(Records from a data collection)
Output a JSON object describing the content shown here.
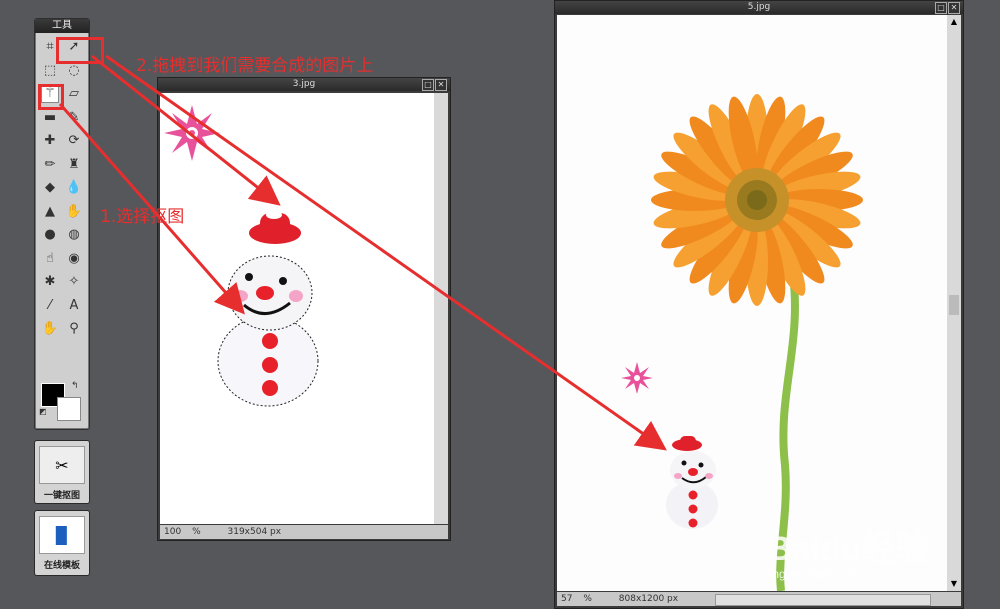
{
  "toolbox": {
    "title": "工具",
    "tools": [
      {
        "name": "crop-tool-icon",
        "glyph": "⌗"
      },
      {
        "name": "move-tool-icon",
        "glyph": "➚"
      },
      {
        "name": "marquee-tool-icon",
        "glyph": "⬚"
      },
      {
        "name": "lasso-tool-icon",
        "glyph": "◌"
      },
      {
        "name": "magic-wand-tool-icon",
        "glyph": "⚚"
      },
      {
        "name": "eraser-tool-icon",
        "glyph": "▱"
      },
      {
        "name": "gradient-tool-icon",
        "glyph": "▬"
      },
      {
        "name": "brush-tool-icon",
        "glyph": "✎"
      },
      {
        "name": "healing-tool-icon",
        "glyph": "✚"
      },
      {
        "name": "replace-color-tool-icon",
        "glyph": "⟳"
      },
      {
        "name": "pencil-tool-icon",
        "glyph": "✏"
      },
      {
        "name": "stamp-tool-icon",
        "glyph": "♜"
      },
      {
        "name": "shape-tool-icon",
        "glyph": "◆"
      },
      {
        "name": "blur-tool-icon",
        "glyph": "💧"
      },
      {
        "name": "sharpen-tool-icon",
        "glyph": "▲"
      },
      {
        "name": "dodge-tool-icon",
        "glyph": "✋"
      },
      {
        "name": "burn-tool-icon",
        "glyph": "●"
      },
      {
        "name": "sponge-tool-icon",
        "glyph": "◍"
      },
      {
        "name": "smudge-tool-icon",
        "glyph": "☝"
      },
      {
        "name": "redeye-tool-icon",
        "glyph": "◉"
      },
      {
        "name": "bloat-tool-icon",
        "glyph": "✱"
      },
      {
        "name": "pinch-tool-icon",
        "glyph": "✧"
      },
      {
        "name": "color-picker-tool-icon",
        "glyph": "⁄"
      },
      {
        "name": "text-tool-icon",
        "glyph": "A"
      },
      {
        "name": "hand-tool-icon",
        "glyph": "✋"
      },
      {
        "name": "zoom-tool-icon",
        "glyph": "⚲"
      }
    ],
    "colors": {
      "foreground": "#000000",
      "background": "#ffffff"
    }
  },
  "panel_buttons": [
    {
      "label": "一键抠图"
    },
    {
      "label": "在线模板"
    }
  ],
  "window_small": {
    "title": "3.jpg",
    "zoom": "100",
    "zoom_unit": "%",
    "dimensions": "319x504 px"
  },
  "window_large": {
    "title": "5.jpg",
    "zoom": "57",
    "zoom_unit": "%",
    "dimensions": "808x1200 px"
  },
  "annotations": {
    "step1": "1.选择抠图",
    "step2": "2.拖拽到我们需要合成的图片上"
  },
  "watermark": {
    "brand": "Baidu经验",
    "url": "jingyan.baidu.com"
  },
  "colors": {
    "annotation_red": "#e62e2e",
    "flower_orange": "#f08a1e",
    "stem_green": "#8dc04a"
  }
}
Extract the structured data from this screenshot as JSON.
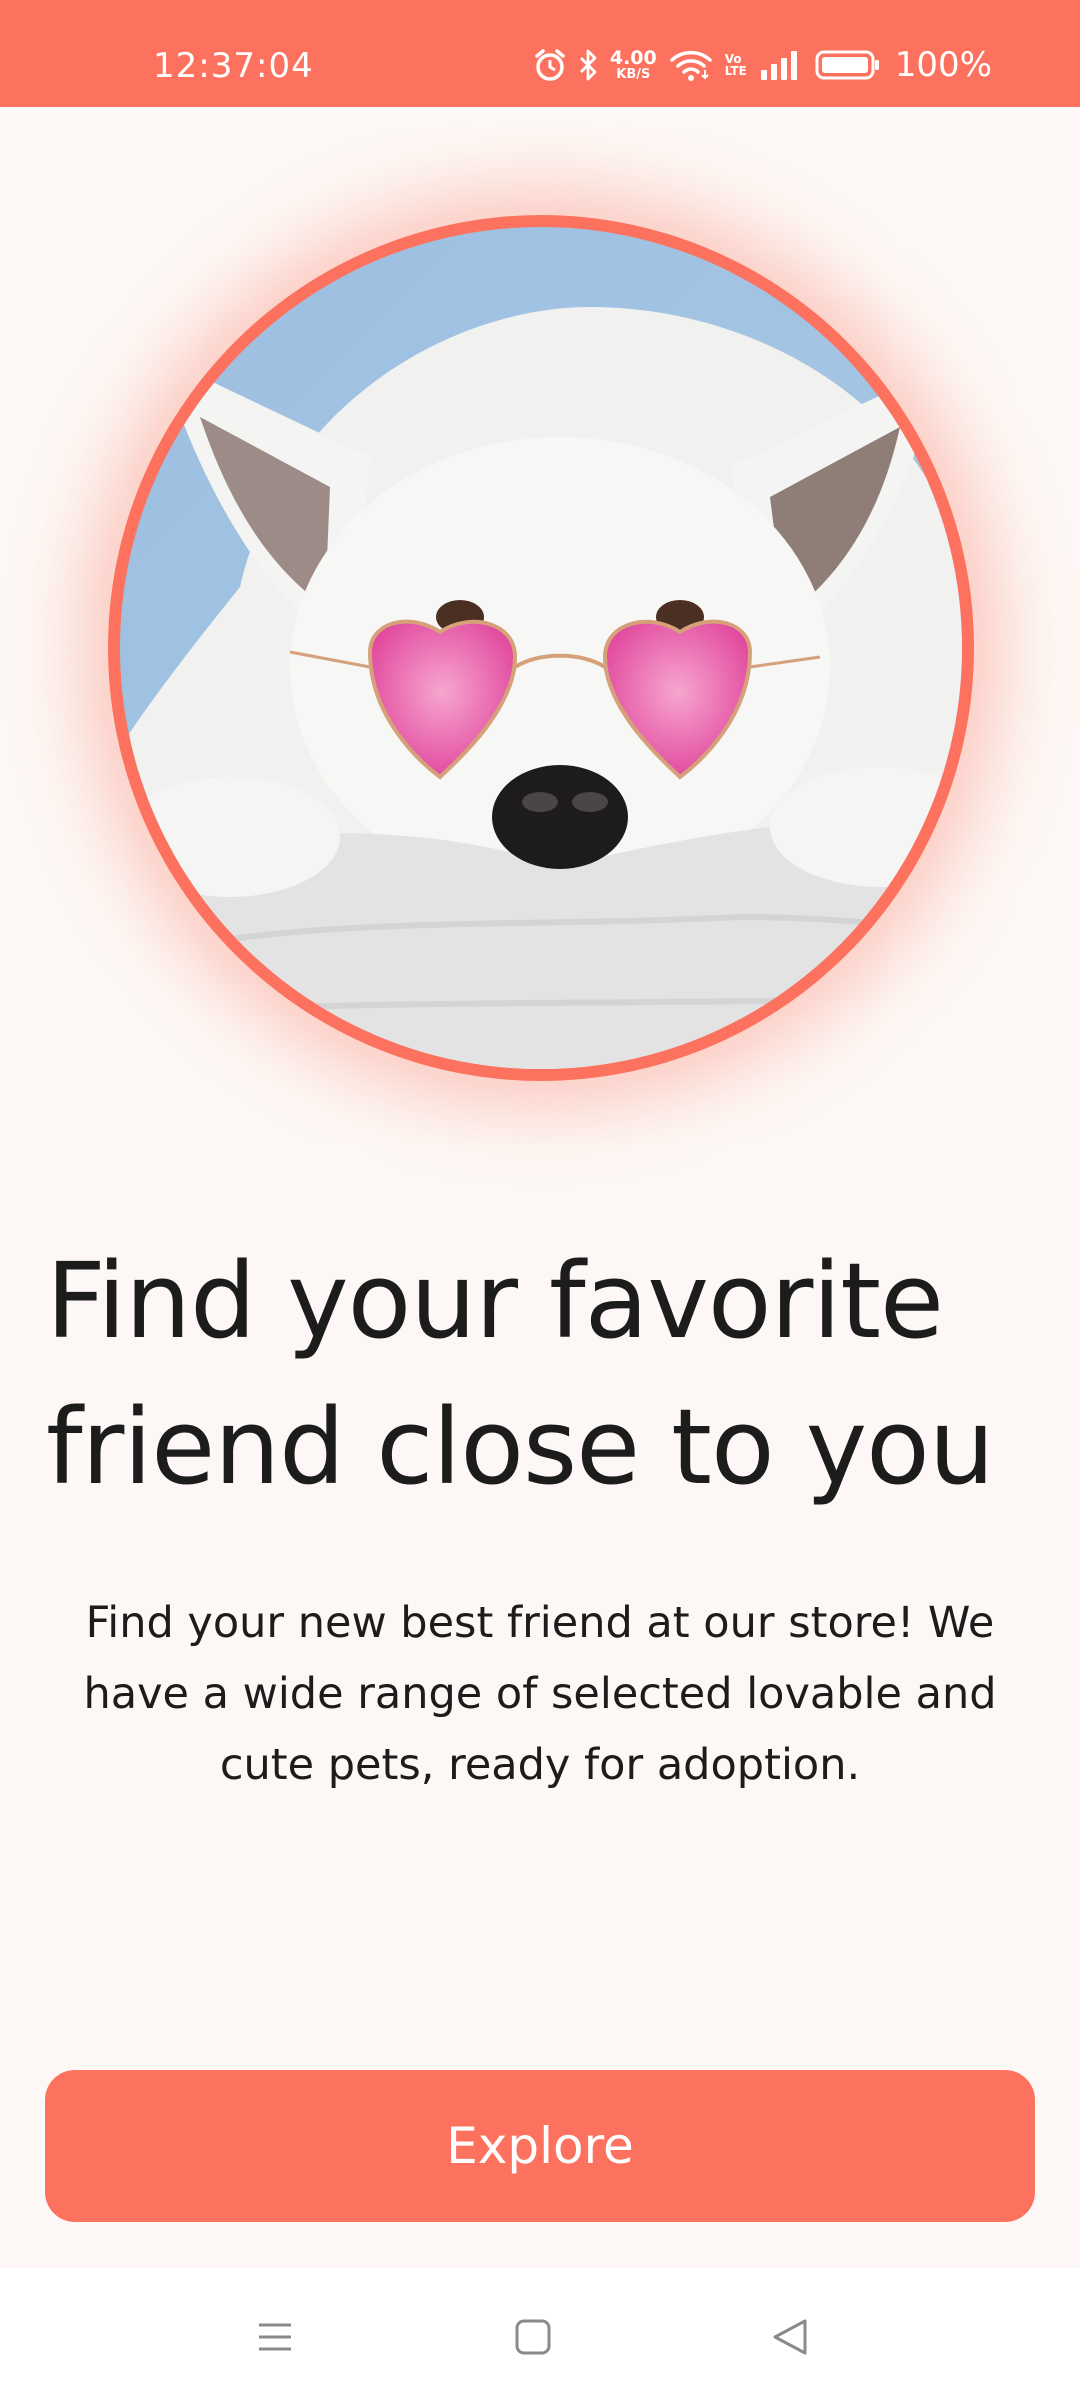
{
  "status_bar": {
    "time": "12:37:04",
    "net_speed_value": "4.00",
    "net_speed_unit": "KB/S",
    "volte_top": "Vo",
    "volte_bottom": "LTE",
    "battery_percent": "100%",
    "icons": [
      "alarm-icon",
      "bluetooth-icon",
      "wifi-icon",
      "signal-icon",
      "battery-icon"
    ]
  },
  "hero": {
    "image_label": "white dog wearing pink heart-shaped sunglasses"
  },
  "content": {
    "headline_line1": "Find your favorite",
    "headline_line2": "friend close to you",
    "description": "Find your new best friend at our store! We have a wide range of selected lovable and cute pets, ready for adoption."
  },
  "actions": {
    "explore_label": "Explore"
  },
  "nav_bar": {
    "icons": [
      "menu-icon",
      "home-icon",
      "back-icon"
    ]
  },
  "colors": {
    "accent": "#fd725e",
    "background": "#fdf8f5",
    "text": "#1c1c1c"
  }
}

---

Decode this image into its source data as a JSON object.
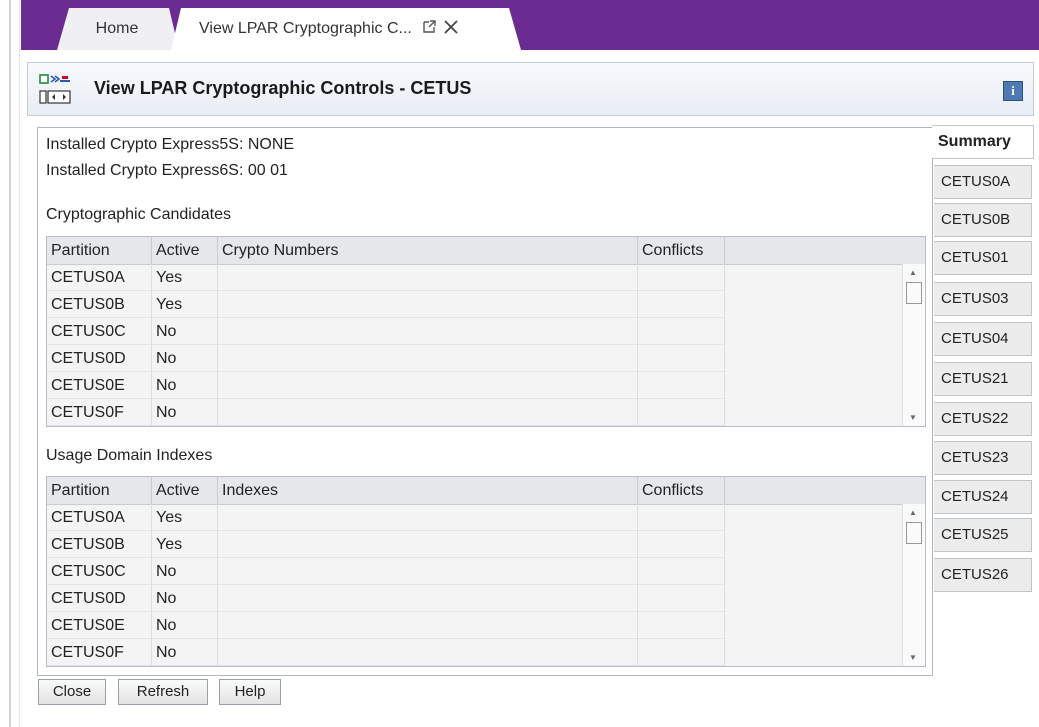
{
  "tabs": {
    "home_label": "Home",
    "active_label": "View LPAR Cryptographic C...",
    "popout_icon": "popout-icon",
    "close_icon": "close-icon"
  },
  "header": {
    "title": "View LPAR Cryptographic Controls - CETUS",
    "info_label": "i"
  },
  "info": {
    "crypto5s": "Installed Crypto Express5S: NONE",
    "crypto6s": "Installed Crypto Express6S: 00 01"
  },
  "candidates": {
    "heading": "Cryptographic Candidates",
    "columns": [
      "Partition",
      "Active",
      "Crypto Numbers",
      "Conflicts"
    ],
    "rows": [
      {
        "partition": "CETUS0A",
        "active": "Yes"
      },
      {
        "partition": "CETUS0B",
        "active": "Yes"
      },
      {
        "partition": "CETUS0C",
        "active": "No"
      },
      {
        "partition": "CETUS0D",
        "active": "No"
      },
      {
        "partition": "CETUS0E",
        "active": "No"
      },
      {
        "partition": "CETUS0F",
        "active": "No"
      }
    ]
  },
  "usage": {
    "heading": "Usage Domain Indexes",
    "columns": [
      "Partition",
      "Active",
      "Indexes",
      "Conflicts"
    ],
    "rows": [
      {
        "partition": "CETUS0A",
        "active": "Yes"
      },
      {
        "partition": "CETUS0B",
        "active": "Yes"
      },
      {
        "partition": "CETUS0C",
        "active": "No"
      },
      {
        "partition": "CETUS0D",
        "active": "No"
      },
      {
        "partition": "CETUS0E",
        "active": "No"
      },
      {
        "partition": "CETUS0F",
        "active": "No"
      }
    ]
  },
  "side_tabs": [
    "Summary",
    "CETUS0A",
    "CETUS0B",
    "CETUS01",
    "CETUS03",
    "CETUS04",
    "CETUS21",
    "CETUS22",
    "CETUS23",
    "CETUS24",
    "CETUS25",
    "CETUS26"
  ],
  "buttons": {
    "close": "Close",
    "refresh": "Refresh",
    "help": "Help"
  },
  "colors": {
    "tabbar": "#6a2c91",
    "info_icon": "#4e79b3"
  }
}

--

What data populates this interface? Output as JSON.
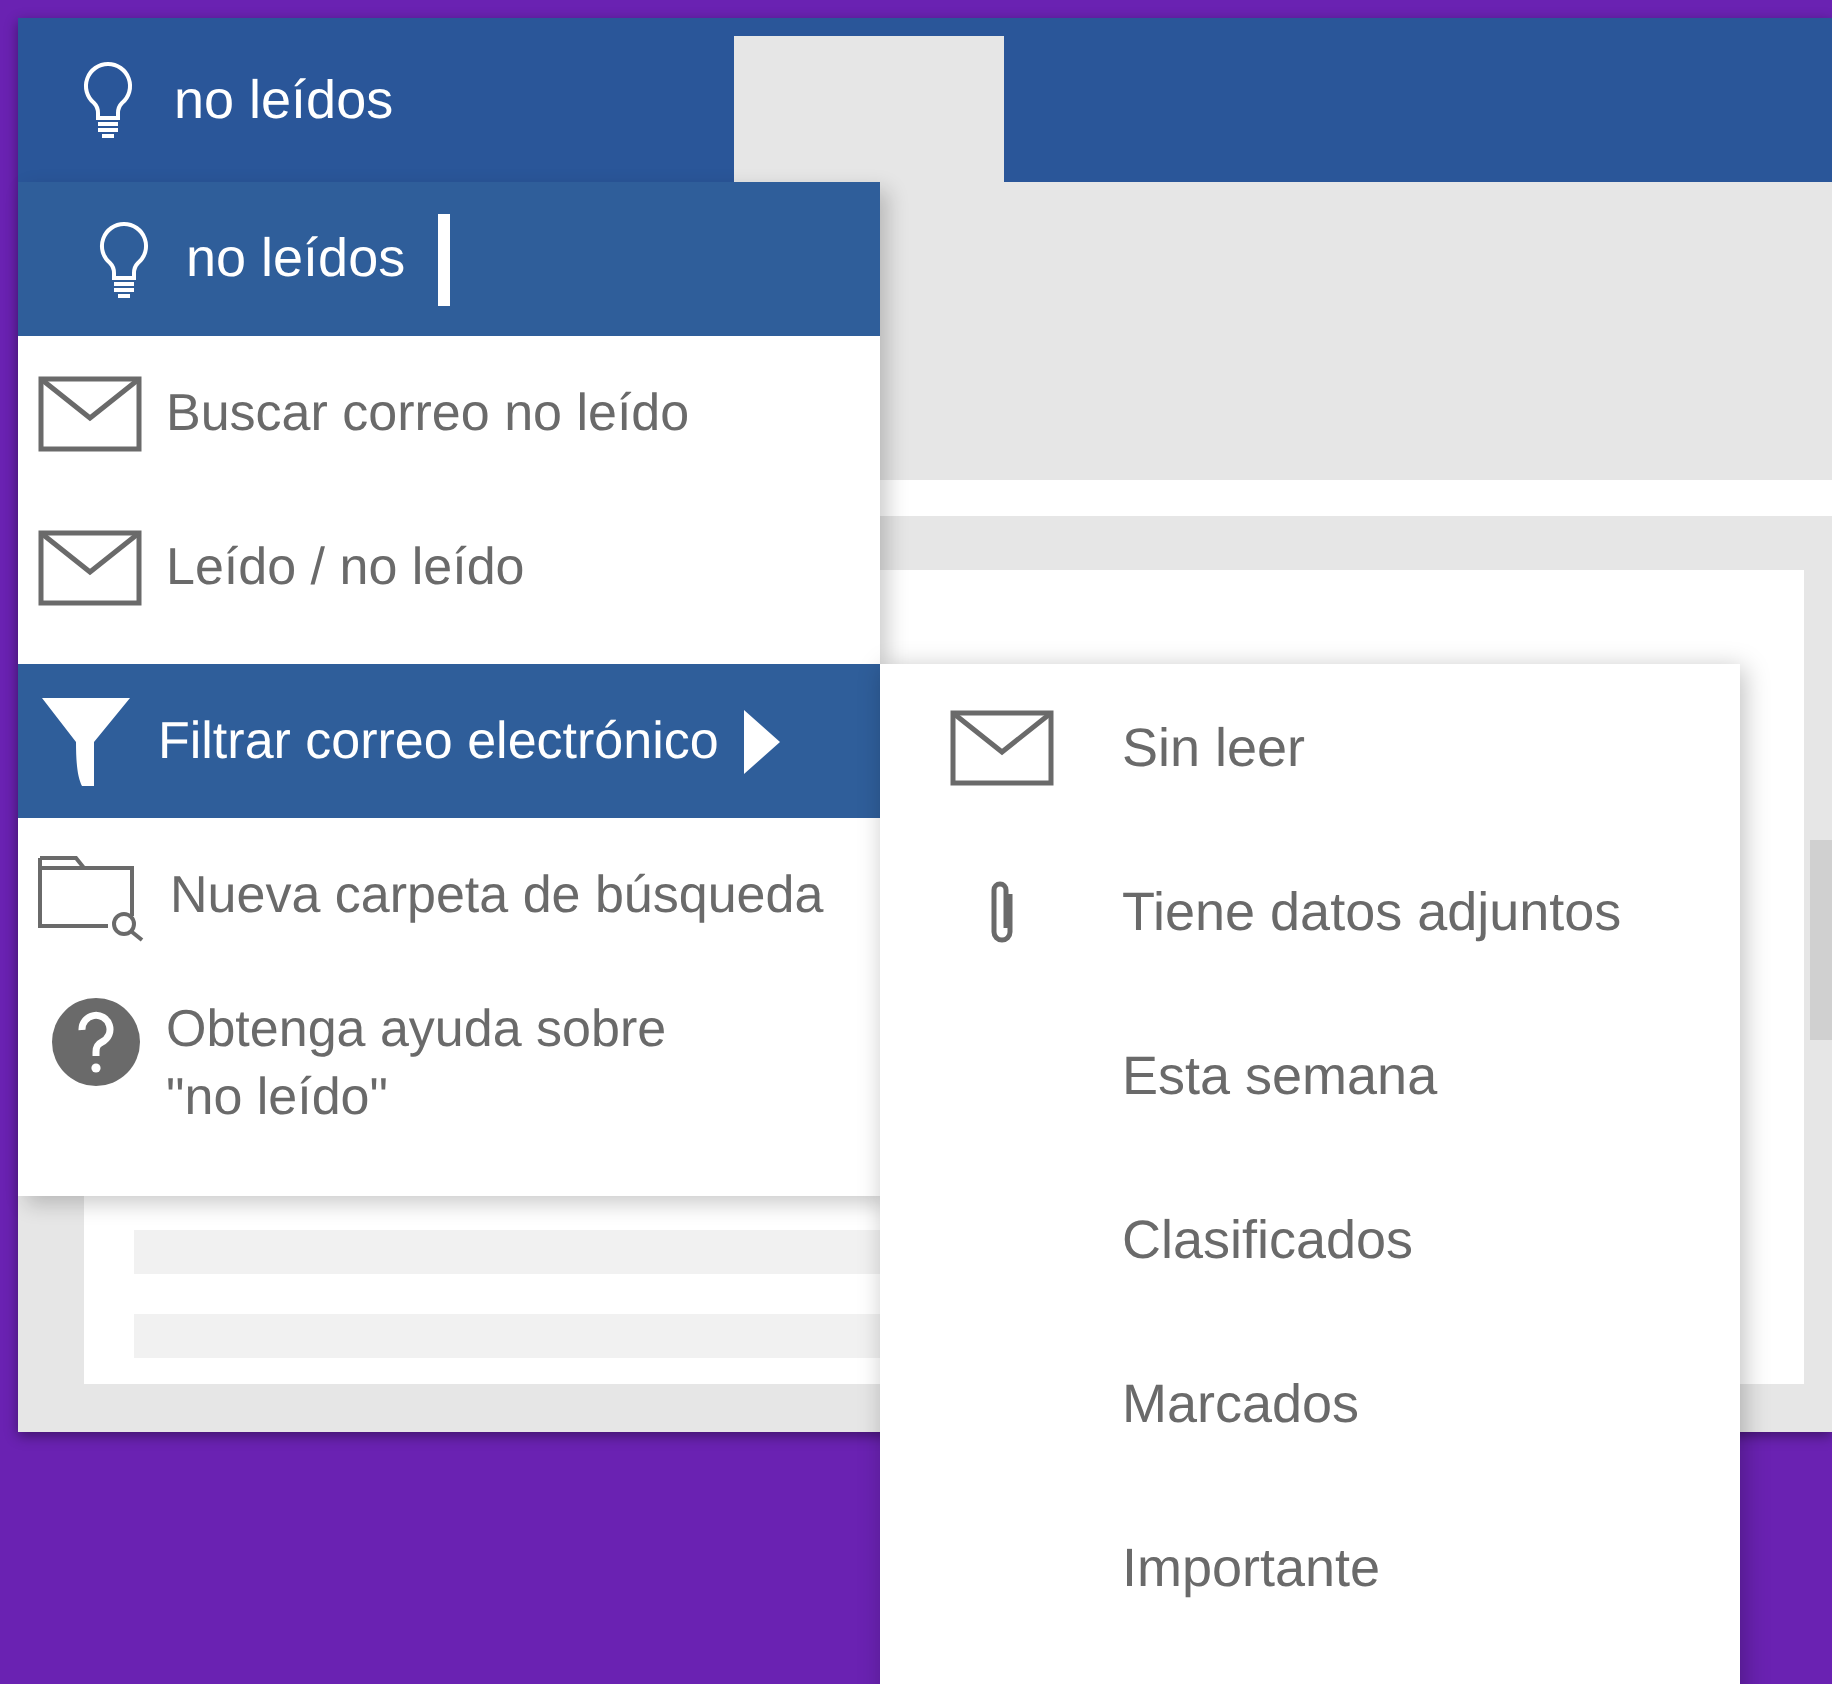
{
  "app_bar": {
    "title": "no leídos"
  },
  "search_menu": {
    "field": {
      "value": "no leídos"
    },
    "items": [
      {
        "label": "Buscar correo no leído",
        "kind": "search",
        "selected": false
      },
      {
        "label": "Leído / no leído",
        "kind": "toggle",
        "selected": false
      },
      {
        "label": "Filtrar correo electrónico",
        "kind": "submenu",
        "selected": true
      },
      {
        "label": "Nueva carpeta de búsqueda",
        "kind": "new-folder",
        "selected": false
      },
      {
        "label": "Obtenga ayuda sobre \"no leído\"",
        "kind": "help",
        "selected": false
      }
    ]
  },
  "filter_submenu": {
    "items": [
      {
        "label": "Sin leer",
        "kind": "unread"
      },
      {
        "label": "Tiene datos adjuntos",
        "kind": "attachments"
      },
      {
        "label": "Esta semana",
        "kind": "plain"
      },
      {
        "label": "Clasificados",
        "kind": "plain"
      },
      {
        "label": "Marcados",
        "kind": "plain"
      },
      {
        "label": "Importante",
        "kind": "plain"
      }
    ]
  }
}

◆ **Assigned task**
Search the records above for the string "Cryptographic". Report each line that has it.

◆ **Written response**
    "active_label": "View LPAR Cryptographic C...",
    "title": "View LPAR Cryptographic Controls - CETUS",
    "heading": "Cryptographic Candidates",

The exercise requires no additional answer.